Your task is to print every entry below exactly as given.

====== GIVEN INFORMATION ======

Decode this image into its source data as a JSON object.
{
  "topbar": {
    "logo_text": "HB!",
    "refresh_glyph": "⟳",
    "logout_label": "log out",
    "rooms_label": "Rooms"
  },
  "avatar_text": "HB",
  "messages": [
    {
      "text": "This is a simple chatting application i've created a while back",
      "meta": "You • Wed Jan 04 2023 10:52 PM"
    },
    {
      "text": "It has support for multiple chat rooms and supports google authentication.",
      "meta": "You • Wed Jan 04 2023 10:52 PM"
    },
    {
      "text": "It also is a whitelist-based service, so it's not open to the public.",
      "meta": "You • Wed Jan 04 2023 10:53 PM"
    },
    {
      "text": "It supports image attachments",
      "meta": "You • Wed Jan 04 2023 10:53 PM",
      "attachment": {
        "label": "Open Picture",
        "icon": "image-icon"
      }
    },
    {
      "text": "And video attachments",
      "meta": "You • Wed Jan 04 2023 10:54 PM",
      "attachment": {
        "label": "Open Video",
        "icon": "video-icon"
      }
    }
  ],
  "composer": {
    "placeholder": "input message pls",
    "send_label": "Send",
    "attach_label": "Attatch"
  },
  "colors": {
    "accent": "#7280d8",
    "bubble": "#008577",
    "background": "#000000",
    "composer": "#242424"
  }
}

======

▶ **YOUR RESPONSE**:
Decode this image into its source data as a JSON object.
{
  "topbar": {
    "logo_text": "HB!",
    "refresh_glyph": "⟳",
    "logout_label": "log out",
    "rooms_label": "Rooms"
  },
  "avatar_text": "HB",
  "messages": [
    {
      "text": "This is a simple chatting application i've created a while back",
      "meta": "You • Wed Jan 04 2023 10:52 PM"
    },
    {
      "text": "It has support for multiple chat rooms and supports google authentication.",
      "meta": "You • Wed Jan 04 2023 10:52 PM"
    },
    {
      "text": "It also is a whitelist-based service, so it's not open to the public.",
      "meta": "You • Wed Jan 04 2023 10:53 PM"
    },
    {
      "text": "It supports image attachments",
      "meta": "You • Wed Jan 04 2023 10:53 PM",
      "attachment": {
        "label": "Open Picture",
        "icon": "image-icon"
      }
    },
    {
      "text": "And video attachments",
      "meta": "You • Wed Jan 04 2023 10:54 PM",
      "attachment": {
        "label": "Open Video",
        "icon": "video-icon"
      }
    }
  ],
  "composer": {
    "placeholder": "input message pls",
    "send_label": "Send",
    "attach_label": "Attatch"
  },
  "colors": {
    "accent": "#7280d8",
    "bubble": "#008577",
    "background": "#000000",
    "composer": "#242424"
  }
}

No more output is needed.